    Musicians are often thought of as simply that, but as I said, Dave Grohl has never been just one thing. He refused the label of just a drummer by leading one of the most successful bands in rock and roll history. He also overcame the fear of hypocrisy in a small way, which I have always thought is a main reason why people cease to grow. Grohl did this when he decided he wasn’t done with drums, ending the relationship with the Foo’s first drummer. It was a difficult decision, but Grohl knew what he needed, despite previous claims that he could only feel lukewarm about drums post-Nirvana.

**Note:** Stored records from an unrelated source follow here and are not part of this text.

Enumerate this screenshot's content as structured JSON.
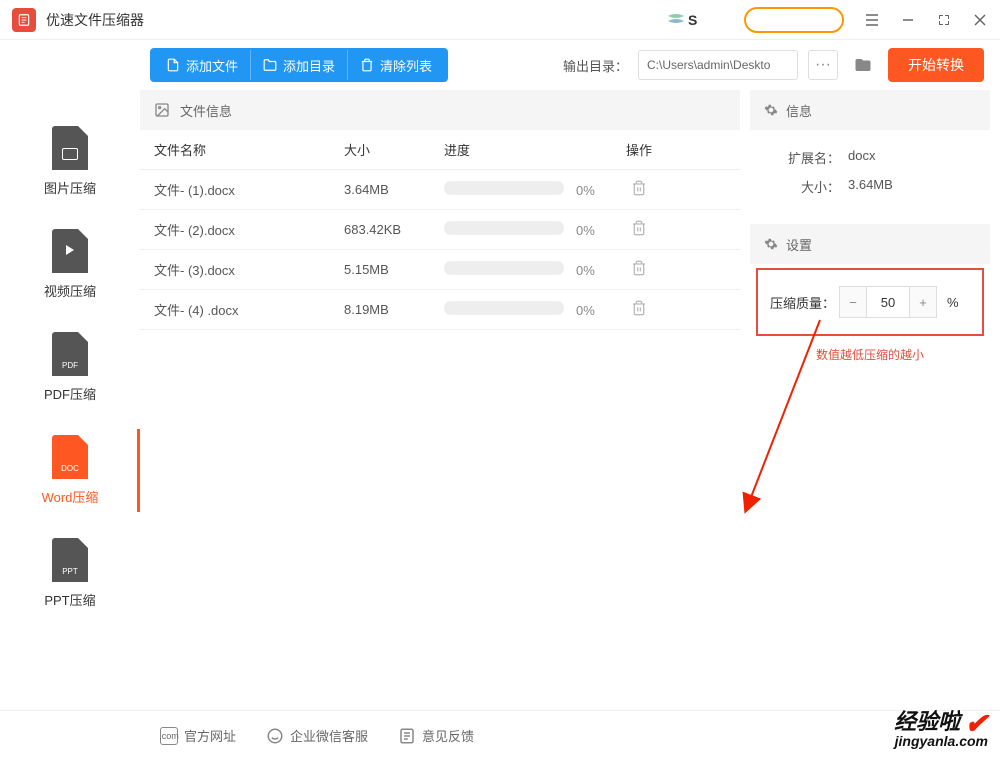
{
  "app": {
    "title": "优速文件压缩器"
  },
  "titlebar": {
    "s_label": "S"
  },
  "toolbar": {
    "add_file": "添加文件",
    "add_dir": "添加目录",
    "clear_list": "清除列表",
    "output_label": "输出目录：",
    "output_path": "C:\\Users\\admin\\Deskto",
    "start": "开始转换"
  },
  "sidebar": {
    "items": [
      {
        "label": "图片压缩",
        "badge": ""
      },
      {
        "label": "视频压缩",
        "badge": ""
      },
      {
        "label": "PDF压缩",
        "badge": "PDF"
      },
      {
        "label": "Word压缩",
        "badge": "DOC"
      },
      {
        "label": "PPT压缩",
        "badge": "PPT"
      }
    ]
  },
  "filelist": {
    "header": "文件信息",
    "cols": {
      "name": "文件名称",
      "size": "大小",
      "progress": "进度",
      "action": "操作"
    },
    "rows": [
      {
        "name": "文件- (1).docx",
        "size": "3.64MB",
        "progress": "0%"
      },
      {
        "name": "文件- (2).docx",
        "size": "683.42KB",
        "progress": "0%"
      },
      {
        "name": "文件- (3).docx",
        "size": "5.15MB",
        "progress": "0%"
      },
      {
        "name": "文件- (4) .docx",
        "size": "8.19MB",
        "progress": "0%"
      }
    ]
  },
  "rpanel": {
    "info_header": "信息",
    "ext_label": "扩展名：",
    "ext_value": "docx",
    "size_label": "大小：",
    "size_value": "3.64MB",
    "settings_header": "设置",
    "quality_label": "压缩质量：",
    "quality_value": "50",
    "percent": "%",
    "note": "数值越低压缩的越小"
  },
  "footer": {
    "website": "官方网址",
    "wechat": "企业微信客服",
    "feedback": "意见反馈"
  },
  "watermark": {
    "top": "经验啦",
    "bottom": "jingyanla.com"
  }
}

    Outside of music, Dave has done enough to prompt whole lists of why he’s awesome. Giving no fucks as to what your surrounding environment thinks about who you are and who you’ve been is certainly easier with the kind of recognition Grohl has gotten. However, you get the feeling — as someone who follows his career — that it would be that way even if he were still flipping burgers. His sincerity builds a trust that allows you to really feel what he says. I won’t stretch as far as saying Dave Grohl’s ability to become these different things inspired me to make attempts to transcend who I was in the eyes of my surroundings or myself, but knowing people like him are out there is important. It says that it can be done.

    Foo Fighters official

    When I came back to reality (aka the small, green, foldable chair from where I used to play guitar), I did something I normally wouldn’t have done. I put it down and went to hang out with my friends. Not for long, mind you, but long enough to recognize that letting my obsession swallow me whole wasn’t going to make the music happen any faster. My willingness to change, and the music that has affected me, has got me thinking lately that time just might be on my side.

    Like many males, I have been a timid child, a cocksure 19-year-old, a totally consumed aspiring musician, and I remain naïve as ever. But for me, remaining open to the things that change you, and having the vigilance to act upon them, is really all there is.


    One hypothesis I’ve come across is that these Deltas — triangular points of catalyst — spread out as we get older. Our self-image becomes more ingrained, stone. Not to say that we aren’t in constant growth, but the spike-like movements of the years between child and adult will flatten, our backstories will thicken, and redefinition becomes more like peeling an onion than a clementine. With each year or new development in my personality and behavioral patterns, I can feel these layers grow on me. But so far they all come off with a good shake, and individuals like Dave Grohl give me faith that they always will.

Personalized Stories

Around The Web